BEGIN Dataset extract
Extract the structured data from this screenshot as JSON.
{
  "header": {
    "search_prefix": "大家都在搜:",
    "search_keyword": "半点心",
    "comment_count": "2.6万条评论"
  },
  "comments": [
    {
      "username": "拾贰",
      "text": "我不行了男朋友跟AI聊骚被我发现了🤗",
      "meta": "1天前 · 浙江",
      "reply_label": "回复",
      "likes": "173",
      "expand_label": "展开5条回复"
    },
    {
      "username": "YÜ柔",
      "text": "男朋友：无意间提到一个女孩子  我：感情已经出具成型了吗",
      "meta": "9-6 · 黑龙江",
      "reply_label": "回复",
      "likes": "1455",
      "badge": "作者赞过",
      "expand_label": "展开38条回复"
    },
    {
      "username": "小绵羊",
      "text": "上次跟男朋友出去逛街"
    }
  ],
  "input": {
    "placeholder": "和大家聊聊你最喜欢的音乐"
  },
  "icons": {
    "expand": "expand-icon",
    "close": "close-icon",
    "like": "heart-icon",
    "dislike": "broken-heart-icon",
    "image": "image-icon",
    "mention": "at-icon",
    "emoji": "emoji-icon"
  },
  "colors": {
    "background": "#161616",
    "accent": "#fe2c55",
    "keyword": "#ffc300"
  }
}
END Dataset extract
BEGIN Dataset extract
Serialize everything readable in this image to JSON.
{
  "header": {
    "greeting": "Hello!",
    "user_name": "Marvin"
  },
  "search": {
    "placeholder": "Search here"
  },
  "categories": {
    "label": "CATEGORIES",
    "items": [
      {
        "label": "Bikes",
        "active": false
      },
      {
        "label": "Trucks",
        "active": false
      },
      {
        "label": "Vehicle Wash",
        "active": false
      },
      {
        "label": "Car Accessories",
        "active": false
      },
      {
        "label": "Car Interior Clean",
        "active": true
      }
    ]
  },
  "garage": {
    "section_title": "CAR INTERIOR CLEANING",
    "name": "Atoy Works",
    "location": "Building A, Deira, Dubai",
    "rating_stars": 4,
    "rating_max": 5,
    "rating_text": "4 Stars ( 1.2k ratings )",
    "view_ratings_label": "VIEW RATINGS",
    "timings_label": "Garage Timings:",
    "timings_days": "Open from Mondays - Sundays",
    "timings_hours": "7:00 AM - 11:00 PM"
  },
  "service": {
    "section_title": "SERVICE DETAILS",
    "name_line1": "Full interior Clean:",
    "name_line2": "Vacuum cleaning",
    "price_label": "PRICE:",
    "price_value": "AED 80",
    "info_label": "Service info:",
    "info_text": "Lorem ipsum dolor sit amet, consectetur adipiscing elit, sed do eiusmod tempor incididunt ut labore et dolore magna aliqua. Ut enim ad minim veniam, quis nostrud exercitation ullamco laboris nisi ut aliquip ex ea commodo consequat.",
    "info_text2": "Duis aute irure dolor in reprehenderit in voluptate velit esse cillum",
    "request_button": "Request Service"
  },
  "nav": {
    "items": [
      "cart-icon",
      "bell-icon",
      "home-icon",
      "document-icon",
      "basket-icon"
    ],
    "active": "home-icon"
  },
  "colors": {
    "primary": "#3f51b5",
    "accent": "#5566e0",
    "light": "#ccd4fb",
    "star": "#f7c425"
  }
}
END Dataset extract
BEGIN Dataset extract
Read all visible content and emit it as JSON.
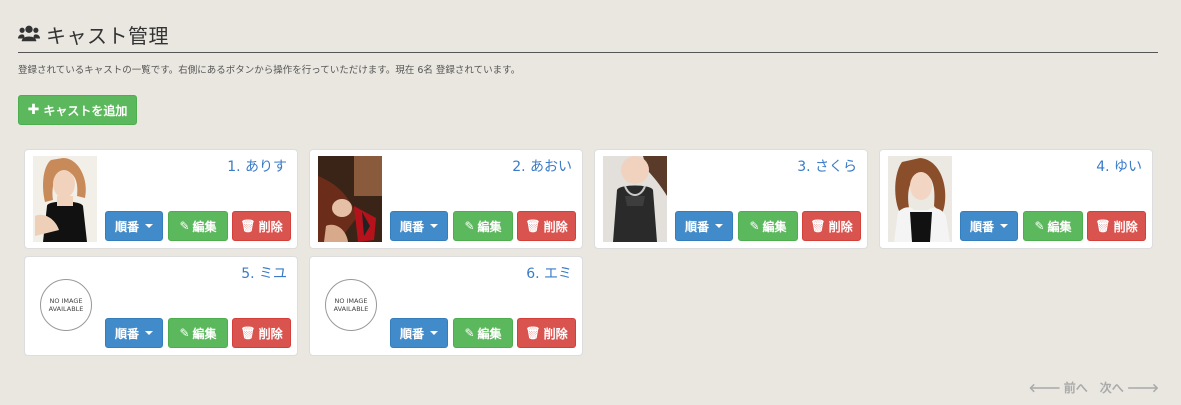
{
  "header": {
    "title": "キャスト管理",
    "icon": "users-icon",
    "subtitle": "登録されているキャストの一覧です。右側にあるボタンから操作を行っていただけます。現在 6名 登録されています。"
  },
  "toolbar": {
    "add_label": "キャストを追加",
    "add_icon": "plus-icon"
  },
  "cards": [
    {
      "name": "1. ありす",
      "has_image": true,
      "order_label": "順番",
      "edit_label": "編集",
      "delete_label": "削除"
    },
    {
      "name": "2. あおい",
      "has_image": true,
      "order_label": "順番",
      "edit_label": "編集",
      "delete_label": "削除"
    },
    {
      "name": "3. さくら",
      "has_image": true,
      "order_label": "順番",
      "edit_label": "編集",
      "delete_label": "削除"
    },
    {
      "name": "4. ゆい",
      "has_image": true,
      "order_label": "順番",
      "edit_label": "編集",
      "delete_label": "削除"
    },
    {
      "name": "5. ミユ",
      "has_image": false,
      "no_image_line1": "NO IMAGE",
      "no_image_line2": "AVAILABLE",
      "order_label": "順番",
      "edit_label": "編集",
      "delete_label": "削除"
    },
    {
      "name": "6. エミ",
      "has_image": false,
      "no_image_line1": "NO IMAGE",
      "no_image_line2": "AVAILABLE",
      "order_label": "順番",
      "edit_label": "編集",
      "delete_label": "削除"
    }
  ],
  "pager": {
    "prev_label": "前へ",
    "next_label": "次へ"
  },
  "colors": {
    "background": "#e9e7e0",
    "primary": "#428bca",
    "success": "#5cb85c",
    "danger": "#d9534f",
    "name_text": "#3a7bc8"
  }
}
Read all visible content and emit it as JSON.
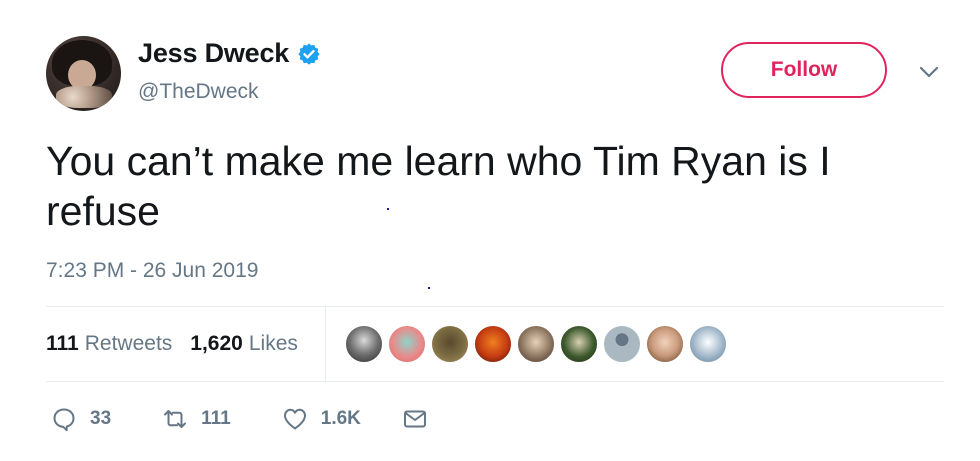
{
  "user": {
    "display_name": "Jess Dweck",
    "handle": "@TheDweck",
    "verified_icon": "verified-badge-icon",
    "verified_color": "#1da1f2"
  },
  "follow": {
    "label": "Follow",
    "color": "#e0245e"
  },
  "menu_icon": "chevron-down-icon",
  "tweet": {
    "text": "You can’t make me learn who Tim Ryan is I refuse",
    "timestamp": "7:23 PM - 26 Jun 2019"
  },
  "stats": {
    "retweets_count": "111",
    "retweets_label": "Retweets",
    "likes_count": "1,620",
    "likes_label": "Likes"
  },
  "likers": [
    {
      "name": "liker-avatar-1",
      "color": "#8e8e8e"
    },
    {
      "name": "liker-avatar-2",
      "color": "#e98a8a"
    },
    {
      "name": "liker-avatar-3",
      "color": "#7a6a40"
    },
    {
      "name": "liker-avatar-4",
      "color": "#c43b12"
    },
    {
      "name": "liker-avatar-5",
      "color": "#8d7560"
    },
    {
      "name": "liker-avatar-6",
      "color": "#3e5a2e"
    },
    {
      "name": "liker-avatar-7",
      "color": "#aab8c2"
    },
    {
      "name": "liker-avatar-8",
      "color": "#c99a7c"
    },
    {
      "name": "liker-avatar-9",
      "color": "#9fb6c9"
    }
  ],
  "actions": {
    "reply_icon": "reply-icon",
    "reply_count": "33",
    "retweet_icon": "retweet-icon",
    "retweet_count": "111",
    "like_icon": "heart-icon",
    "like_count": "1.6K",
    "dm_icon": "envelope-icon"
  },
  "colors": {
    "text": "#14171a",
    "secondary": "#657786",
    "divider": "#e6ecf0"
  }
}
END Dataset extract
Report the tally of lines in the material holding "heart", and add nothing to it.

§ Response area:
3